Wisconsin’s first wolf hunt is off to a stronger start than officials expected. And if the current pace continues, it could be over much earlier than the scheduled close of the season on February 28th.
In the first month, Kurt Thiede with the Department of Natural Resources says hunters have shot or trapped at least 73 wolves. The season has a quota of 116 animals, putting the harvest at about 63 percent of what is allowed for the state’s first modern wolf hunt.
The state authorized just 1,160 people to purchase a license for the season and only about 860 people have actually gone through with buying one so far. Thiede says it remains unclear whether the rest will be claimed before the season ends since some individuals may have held off until they are able to take to the field.

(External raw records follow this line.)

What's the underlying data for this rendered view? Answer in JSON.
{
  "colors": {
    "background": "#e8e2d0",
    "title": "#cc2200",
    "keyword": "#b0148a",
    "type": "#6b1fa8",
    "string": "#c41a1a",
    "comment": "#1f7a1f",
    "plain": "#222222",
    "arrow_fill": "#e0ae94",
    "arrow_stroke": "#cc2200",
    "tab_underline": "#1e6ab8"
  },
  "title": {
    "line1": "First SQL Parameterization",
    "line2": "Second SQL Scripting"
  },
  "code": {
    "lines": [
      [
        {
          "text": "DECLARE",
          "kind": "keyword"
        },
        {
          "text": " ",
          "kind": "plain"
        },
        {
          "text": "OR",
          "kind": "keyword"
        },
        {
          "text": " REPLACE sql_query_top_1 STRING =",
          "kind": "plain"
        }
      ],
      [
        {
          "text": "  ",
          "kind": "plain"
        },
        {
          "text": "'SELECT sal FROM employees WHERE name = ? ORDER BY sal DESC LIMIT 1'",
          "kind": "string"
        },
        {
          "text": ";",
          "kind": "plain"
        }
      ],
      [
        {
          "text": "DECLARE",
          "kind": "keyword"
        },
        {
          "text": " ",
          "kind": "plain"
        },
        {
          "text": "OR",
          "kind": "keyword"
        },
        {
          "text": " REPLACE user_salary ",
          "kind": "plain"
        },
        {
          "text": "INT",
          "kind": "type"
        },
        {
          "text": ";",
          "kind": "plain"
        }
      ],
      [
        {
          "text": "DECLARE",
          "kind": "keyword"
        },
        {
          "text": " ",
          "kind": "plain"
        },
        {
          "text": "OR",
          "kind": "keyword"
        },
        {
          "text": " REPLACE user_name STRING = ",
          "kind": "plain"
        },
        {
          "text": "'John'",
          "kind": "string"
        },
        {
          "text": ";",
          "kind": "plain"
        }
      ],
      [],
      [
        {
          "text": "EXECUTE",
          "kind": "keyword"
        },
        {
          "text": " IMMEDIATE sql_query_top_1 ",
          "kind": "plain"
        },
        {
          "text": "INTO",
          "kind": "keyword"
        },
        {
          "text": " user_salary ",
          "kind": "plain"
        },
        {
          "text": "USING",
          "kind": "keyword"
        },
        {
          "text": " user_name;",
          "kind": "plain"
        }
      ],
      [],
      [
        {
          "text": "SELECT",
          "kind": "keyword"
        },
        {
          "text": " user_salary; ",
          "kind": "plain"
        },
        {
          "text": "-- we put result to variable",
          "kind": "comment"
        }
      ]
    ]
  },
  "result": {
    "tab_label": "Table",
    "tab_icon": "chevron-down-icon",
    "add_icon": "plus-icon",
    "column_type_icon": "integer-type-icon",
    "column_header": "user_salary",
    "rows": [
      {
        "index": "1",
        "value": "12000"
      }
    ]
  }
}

Those hunters may not want to wait too long though. All six of the zones set up by the DNR remain open, but three are close to reaching limits that would close them off to hunting.
Thiede says the zone with the greatest potential to run the full length of the season is the one covering most of southern and central Wisconsin, largely because of the low density of wolves in those parts of the state.
UPDATE: As of Thursday morning, the DNR had updated harvest totals to show 77 wolves have been taken by hunters.
AUDIO: Andrew Beckett reports (1:05)